Solar photovoltaic (PV) systems are frequently installed in climates with significant snowfall. To better understand theeffects of snowfall on the performance of PV systems, a multi-angle, multi-technology PV system was commissioned andmonitored over two winters. A novel methodology was introduced and validated with this system, which allows for thedetermination of snowfall losses from time-series performance data with correlated meteorological observations down toa 5-minute resolution. In addition, a new method for determining the probability distribution of snow deposition on amodule from image data was developed. It was found that the losses due to snowfall are dependent on the angle andtechnology being considered and the effects of increased albedo in the surroundings of a PV system can increase expectedyields, particularly in the case of high tilt angle systems. Existing methods for predicting losses due to snowfall wereinvestigated, and were found to provide overly conservative estimates of snow losses. Overall the results show that theproper assessment of snow related losses can help improve system performance and maintenance. It is concluded that proper characterization of the snowfall effect on PV system performance can influence better systems optimization for climates experiencing snowfall.

Publisher's Statement

© 2013 Elsevier Ltd. All rights reserved. Deposited here in compliance with publisher polices. Publisher's version of record: http://dx.doi.org/10.1016/j.solener.2013.02.014

Version
Preprint
Citation Information
Andrews, Rob. W., Pollard, Andrew, & Pearce, Joshua M. (2013). The effects of snowfall on solar photovoltaic performance.
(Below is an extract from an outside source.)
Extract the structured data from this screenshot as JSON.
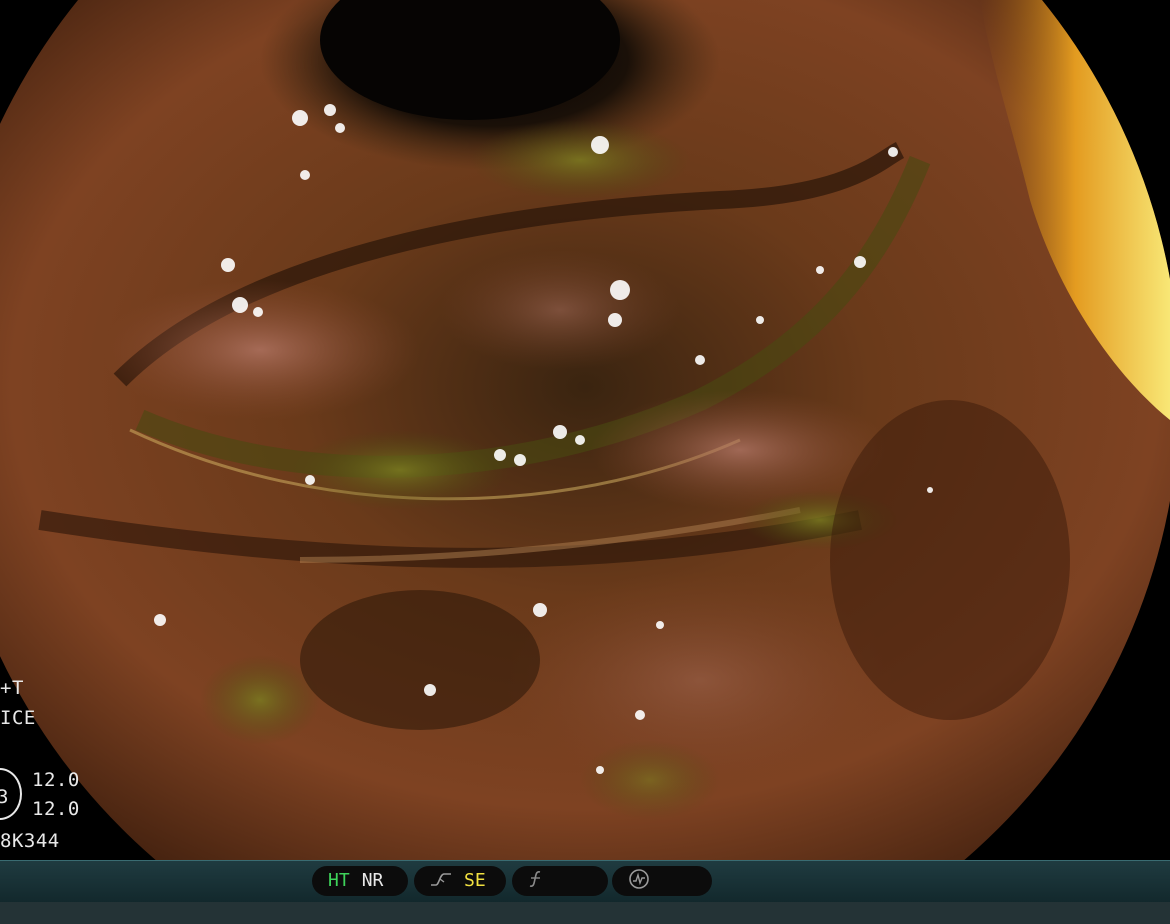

Solar Energy, 92, 84-97. http://digitalcommons.mtu.edu/materials_fp/27/